- **ACTIVITY**
Pictures are to be omitted, and every entry below is to be restated exactly.

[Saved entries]
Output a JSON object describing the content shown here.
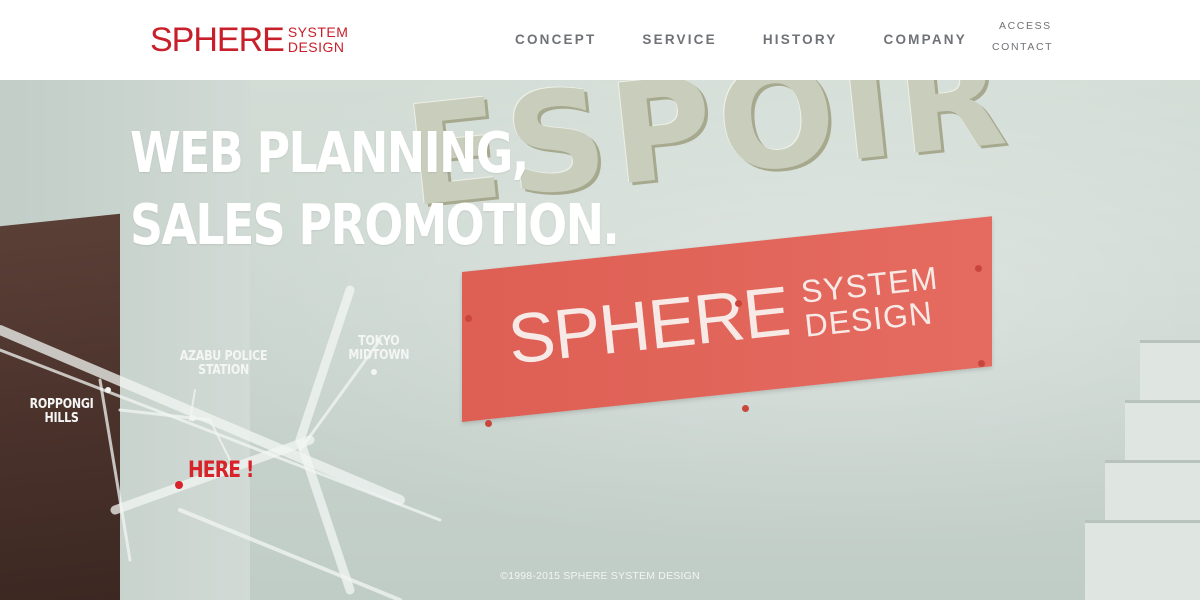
{
  "header": {
    "logo": {
      "main": "SPHERE",
      "sub1": "SYSTEM",
      "sub2": "DESIGN",
      "color": "#c8202a"
    },
    "nav_main": [
      {
        "label": "CONCEPT"
      },
      {
        "label": "SERVICE"
      },
      {
        "label": "HISTORY"
      },
      {
        "label": "COMPANY"
      }
    ],
    "nav_sub": [
      {
        "label": "ACCESS"
      },
      {
        "label": "CONTACT"
      }
    ]
  },
  "hero": {
    "headline_line1": "WEB PLANNING,",
    "headline_line2": "SALES PROMOTION.",
    "wall_sign": "ESPOIR",
    "sign": {
      "main": "SPHERE",
      "sub1": "SYSTEM",
      "sub2": "DESIGN",
      "color": "#e06257"
    },
    "map": {
      "labels": [
        {
          "key": "azabu",
          "line1": "AZABU POLICE",
          "line2": "STATION"
        },
        {
          "key": "tokyo",
          "line1": "TOKYO",
          "line2": "MIDTOWN"
        },
        {
          "key": "roppongi",
          "line1": "ROPPONGI",
          "line2": "HILLS"
        }
      ],
      "here": "HERE !",
      "here_color": "#d8232a"
    }
  },
  "footer": {
    "copyright": "©1998-2015 SPHERE SYSTEM DESIGN"
  }
}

- **TASK ANSWER**
Output a JSON object describing the content shown here.
{
  "header": {
    "logo": {
      "main": "SPHERE",
      "sub1": "SYSTEM",
      "sub2": "DESIGN",
      "color": "#c8202a"
    },
    "nav_main": [
      {
        "label": "CONCEPT"
      },
      {
        "label": "SERVICE"
      },
      {
        "label": "HISTORY"
      },
      {
        "label": "COMPANY"
      }
    ],
    "nav_sub": [
      {
        "label": "ACCESS"
      },
      {
        "label": "CONTACT"
      }
    ]
  },
  "hero": {
    "headline_line1": "WEB PLANNING,",
    "headline_line2": "SALES PROMOTION.",
    "wall_sign": "ESPOIR",
    "sign": {
      "main": "SPHERE",
      "sub1": "SYSTEM",
      "sub2": "DESIGN",
      "color": "#e06257"
    },
    "map": {
      "labels": [
        {
          "key": "azabu",
          "line1": "AZABU POLICE",
          "line2": "STATION"
        },
        {
          "key": "tokyo",
          "line1": "TOKYO",
          "line2": "MIDTOWN"
        },
        {
          "key": "roppongi",
          "line1": "ROPPONGI",
          "line2": "HILLS"
        }
      ],
      "here": "HERE !",
      "here_color": "#d8232a"
    }
  },
  "footer": {
    "copyright": "©1998-2015 SPHERE SYSTEM DESIGN"
  }
}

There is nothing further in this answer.